Introducing yourself

We are providing you with the literal translation so that you actually understand the words you are using, but don’t take on the literal translation as an actual translation.

Your name(s)

In Teso, every person has a number of names. Usually name giving follows this scheme: There are mant with Christian (like Marc, Mary or Emmanuel) or Islamic name (like Ali, Fatima or Mubarak), and a traditional name (like Oselle, Omoding, Eboku, Maraka, Oromait, Agiru, Amunyelet, Odeke, Ilima, Atim, Acan, etc.) which are also family names. Traditional names were given on the basis, relatives,family friends, ancestors, season or prevailing events. Traditional brews Ajon and specific clan practices was central to naming ceremonies whereby a baby was given a name and acceptance of the given name was symbolified when the baby sucks a finger dipped in Ajon.
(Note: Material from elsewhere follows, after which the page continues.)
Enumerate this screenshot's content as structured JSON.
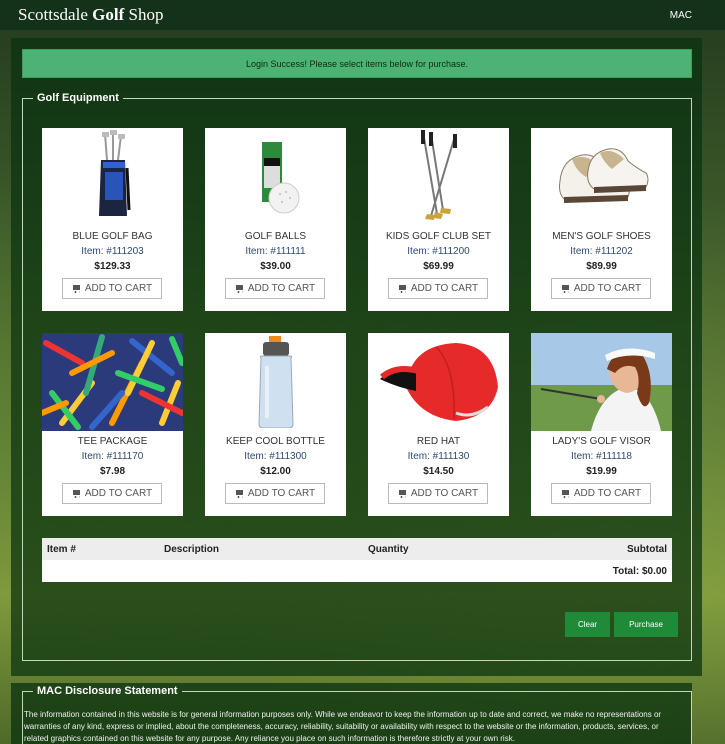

Additionally, people are also named according to the prevailing season such as drought (like Okolong/Ocakolong) during rainy season (like Okiru/Akiru, Ekidon/Ikidon, etc), during farmine (Otenge/Atenge) among others. People were also named according to where they were born (e.g. Arot/Orot – born by the roadside). People were also named after the event during which they were born e.g. Ayiet/Ikinyom during planting season, Odwenyat/Adwenyat during harvesting season. During disaster/problems/war/ etc are called Emariat/Amariat. Children born after a series of deaths of preceding children are called Etyang/Atyang, Emodo, Etawoi/Atawoi.
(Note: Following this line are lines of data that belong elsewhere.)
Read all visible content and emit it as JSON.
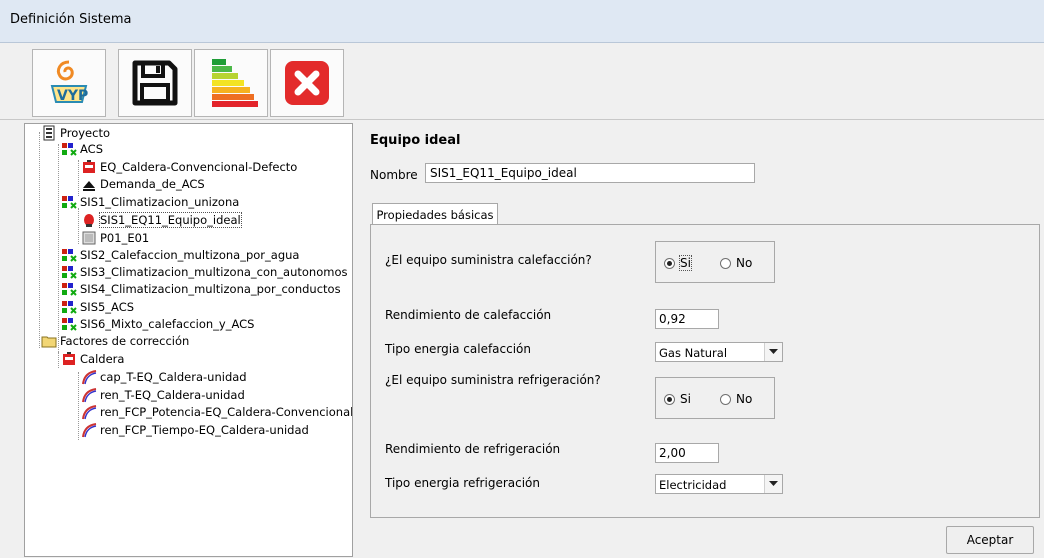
{
  "window": {
    "title": "Definición Sistema"
  },
  "toolbar": {
    "buttons": [
      {
        "name": "vyp-logo-button",
        "icon": "vyp-logo-icon"
      },
      {
        "name": "save-button",
        "icon": "save-icon"
      },
      {
        "name": "energy-rating-button",
        "icon": "energy-rating-icon"
      },
      {
        "name": "close-button",
        "icon": "close-icon"
      }
    ]
  },
  "tree": {
    "items": [
      {
        "label": "Proyecto",
        "icon": "project-icon",
        "level": 0
      },
      {
        "label": "ACS",
        "icon": "system-icon",
        "level": 1
      },
      {
        "label": "EQ_Caldera-Convencional-Defecto",
        "icon": "boiler-icon",
        "level": 2
      },
      {
        "label": "Demanda_de_ACS",
        "icon": "demand-icon",
        "level": 2
      },
      {
        "label": "SIS1_Climatizacion_unizona",
        "icon": "system-icon",
        "level": 1
      },
      {
        "label": "SIS1_EQ11_Equipo_ideal",
        "icon": "ideal-equipment-icon",
        "level": 2,
        "selected": true
      },
      {
        "label": "P01_E01",
        "icon": "space-icon",
        "level": 2
      },
      {
        "label": "SIS2_Calefaccion_multizona_por_agua",
        "icon": "system-icon",
        "level": 1
      },
      {
        "label": "SIS3_Climatizacion_multizona_con_autonomos",
        "icon": "system-icon",
        "level": 1
      },
      {
        "label": "SIS4_Climatizacion_multizona_por_conductos",
        "icon": "system-icon",
        "level": 1
      },
      {
        "label": "SIS5_ACS",
        "icon": "system-icon",
        "level": 1
      },
      {
        "label": "SIS6_Mixto_calefaccion_y_ACS",
        "icon": "system-icon",
        "level": 1
      },
      {
        "label": "Factores de corrección",
        "icon": "folder-icon",
        "level": 0
      },
      {
        "label": "Caldera",
        "icon": "boiler-icon",
        "level": 1
      },
      {
        "label": "cap_T-EQ_Caldera-unidad",
        "icon": "curve-icon",
        "level": 2
      },
      {
        "label": "ren_T-EQ_Caldera-unidad",
        "icon": "curve-icon",
        "level": 2
      },
      {
        "label": "ren_FCP_Potencia-EQ_Caldera-Convencional-",
        "icon": "curve-icon",
        "level": 2
      },
      {
        "label": "ren_FCP_Tiempo-EQ_Caldera-unidad",
        "icon": "curve-icon",
        "level": 2
      }
    ]
  },
  "detail": {
    "title": "Equipo ideal",
    "name_label": "Nombre",
    "name_value": "SIS1_EQ11_Equipo_ideal",
    "tab_label": "Propiedades básicas",
    "heating_question": "¿El equipo suministra calefacción?",
    "heating_yes": "Si",
    "heating_no": "No",
    "heating_efficiency_label": "Rendimiento de calefacción",
    "heating_efficiency_value": "0,92",
    "heating_energy_label": "Tipo energia calefacción",
    "heating_energy_value": "Gas Natural",
    "cooling_question": "¿El equipo suministra refrigeración?",
    "cooling_yes": "Si",
    "cooling_no": "No",
    "cooling_efficiency_label": "Rendimiento de refrigeración",
    "cooling_efficiency_value": "2,00",
    "cooling_energy_label": "Tipo energia refrigeración",
    "cooling_energy_value": "Electricidad",
    "accept_label": "Aceptar"
  }
}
There is no predefined order where to place which name and there is no point in asking for somebody’s first or last name, but usually the family name is mentioned first and then the British/Christian/Islamic name. Neither is there a rule as to which name is used by family, friends or strangers. Usually though the last name is used by strangers, the first name by friends and the traditional name by family and friends/colleagues. In Uganda it is therefore common to ask for somebody’s ‘names’.

Ateso

English

Audio

Ingai bo ekonikiror/ekiror kon?

What’s your name?

Ingai ekiror kon loka Ateso?

What is your Ateso/Teso name?

Ingai bo ekiror kon loka aipule?

What is your surname?

Enyaritai eong Oselle.

I’m called Oselle.

Erai ekakiror/ekiror ka Oselle.

My name is Oselle

Ekakiror/Ekiror ka Opus Oselle

My name is Opus Oselle.

Ekiror ke ‘Toto odwe’/‘toto k’odwe’.

Her name is ‘mother of twins’

Ekiror ke ‘papa odwe’/ ‘papa k’odwe’.

His name is ‘father of twins’

Ekekiror Opio emuut

His name is ‘Opio the first born twin’

Ekekiror Odongo/ Ocen emuutu

His name is ‘Odongo/ Ocen usually the second/last born twin’

Ingai kimaikini/amaikini ijo ekiror?

Who named you?

Ingai ainakini ijo ekiror ngol?

Who gave you that name?

Your origin

As a foreigner in Africa it is pretty obvious that you will be asked where/ which country you are from. When asking an Etesot on the other hand it is common to ask for somebody’s place of birth or home area.

Ateso

English

Audio

Aibo obukus?/Aibo ilomunitor ijo?

Where are you from?

Akwap ani ibunitor/ilomunitor ijo?

What country are you from?

Aibo ibunitor ijo?

Where are you from?

Arai eong loko Uganda/Kenya.

I’m from Uganda/Kenya.

Akwap ka (nes) Poland.

My country is Poland.

Aibo ipolounitor/ipolokit ijo?

Where did you grow up?

Apolounit eong ko Teso/ Apolokit eong Teso.

I grew up in Teso.

Iuritai bo ijo ai/kakai?

Where were you born?

Aibo iurunitere/iurikitai ijo/idoutere ijo?

Where were you born?

Eurikitai/Kaurikitai/idoute eong Teso.

I was born in the Teso.

Erai ngina nes eurikinitai auriak kon da?

Is that where your parents were also are born?

Ejaasi auriak kon ngina?

Are your parents there?